Data records:

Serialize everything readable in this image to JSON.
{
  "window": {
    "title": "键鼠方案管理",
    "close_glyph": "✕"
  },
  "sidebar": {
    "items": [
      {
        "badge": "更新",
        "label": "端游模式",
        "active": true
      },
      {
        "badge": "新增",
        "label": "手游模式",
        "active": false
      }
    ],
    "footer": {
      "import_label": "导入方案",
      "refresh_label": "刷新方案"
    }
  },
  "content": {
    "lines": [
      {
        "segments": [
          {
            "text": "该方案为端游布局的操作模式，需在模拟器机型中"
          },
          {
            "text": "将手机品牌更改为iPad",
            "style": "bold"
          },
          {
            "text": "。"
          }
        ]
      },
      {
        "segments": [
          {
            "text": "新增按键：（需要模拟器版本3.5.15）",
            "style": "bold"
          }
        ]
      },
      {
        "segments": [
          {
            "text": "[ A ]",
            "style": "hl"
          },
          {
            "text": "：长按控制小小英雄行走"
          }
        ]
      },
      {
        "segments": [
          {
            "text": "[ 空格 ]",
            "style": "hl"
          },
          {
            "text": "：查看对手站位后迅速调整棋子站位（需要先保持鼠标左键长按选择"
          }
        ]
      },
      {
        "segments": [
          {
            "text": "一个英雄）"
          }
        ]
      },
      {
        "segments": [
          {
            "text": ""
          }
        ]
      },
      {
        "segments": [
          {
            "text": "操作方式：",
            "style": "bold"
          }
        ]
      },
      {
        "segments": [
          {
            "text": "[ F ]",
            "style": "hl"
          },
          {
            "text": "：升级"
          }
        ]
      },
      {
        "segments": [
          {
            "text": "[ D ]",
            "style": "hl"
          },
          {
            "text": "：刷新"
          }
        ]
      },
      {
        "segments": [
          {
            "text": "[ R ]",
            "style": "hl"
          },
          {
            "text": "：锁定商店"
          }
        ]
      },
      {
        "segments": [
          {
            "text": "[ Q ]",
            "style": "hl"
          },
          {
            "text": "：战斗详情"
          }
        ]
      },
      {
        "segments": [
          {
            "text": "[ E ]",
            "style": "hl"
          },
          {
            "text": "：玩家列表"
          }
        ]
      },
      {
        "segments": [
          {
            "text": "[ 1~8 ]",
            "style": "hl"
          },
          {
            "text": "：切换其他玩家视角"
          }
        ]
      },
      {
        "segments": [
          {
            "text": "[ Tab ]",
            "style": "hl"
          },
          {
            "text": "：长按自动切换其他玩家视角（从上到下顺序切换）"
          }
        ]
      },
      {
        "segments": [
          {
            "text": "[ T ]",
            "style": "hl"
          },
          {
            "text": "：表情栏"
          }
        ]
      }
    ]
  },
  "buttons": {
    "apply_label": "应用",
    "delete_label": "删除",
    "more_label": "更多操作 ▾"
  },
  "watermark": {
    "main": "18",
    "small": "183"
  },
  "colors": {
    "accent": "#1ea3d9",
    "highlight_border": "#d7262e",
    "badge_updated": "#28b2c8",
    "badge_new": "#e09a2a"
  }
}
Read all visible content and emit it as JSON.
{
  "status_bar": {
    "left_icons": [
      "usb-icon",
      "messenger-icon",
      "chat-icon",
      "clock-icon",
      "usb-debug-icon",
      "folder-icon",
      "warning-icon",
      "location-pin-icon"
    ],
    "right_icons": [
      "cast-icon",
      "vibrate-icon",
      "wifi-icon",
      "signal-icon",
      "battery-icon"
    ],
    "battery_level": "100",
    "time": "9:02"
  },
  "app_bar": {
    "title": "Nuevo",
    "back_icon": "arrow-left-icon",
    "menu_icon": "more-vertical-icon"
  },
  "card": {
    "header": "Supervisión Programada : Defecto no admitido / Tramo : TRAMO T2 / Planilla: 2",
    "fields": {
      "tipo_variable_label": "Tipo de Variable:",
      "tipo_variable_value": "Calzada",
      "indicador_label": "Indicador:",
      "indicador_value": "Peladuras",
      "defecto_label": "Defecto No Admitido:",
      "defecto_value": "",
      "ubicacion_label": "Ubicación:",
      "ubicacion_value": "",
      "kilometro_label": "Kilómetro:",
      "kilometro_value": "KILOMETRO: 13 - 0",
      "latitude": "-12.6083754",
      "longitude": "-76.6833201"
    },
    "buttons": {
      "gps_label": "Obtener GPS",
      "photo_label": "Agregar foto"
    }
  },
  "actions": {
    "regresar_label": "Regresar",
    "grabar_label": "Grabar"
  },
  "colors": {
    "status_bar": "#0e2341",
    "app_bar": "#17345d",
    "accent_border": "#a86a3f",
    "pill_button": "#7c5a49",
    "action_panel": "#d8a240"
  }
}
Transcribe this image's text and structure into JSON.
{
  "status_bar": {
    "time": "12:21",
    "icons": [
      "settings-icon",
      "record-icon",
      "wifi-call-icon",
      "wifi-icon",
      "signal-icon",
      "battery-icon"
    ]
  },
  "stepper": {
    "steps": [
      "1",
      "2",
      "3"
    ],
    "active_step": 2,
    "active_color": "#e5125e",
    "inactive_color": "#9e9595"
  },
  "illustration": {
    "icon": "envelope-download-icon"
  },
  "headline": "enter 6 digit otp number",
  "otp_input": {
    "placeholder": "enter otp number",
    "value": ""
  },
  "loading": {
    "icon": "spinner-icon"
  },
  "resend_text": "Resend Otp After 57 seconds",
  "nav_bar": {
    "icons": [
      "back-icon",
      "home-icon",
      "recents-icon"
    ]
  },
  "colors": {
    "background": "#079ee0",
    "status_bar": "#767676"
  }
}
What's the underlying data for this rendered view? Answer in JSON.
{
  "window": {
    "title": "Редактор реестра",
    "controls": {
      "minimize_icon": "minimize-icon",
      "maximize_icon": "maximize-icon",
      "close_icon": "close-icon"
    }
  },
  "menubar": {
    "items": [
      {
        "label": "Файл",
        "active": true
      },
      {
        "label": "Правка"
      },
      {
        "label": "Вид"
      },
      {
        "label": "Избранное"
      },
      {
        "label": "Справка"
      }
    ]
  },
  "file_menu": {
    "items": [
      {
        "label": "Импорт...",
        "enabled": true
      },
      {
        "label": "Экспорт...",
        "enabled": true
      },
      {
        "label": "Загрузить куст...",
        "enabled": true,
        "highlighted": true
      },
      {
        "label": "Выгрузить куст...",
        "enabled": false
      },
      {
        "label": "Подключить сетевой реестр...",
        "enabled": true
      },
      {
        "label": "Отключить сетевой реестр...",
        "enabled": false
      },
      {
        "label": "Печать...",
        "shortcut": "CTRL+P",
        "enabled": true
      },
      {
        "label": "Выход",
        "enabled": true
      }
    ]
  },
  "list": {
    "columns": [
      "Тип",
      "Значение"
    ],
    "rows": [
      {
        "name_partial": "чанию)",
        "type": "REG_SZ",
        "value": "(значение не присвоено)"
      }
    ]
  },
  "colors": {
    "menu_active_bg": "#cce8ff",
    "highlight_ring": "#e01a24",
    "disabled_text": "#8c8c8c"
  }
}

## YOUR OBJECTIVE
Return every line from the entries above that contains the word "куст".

## ANSWER
        "label": "Загрузить куст...",
        "label": "Выгрузить куст...",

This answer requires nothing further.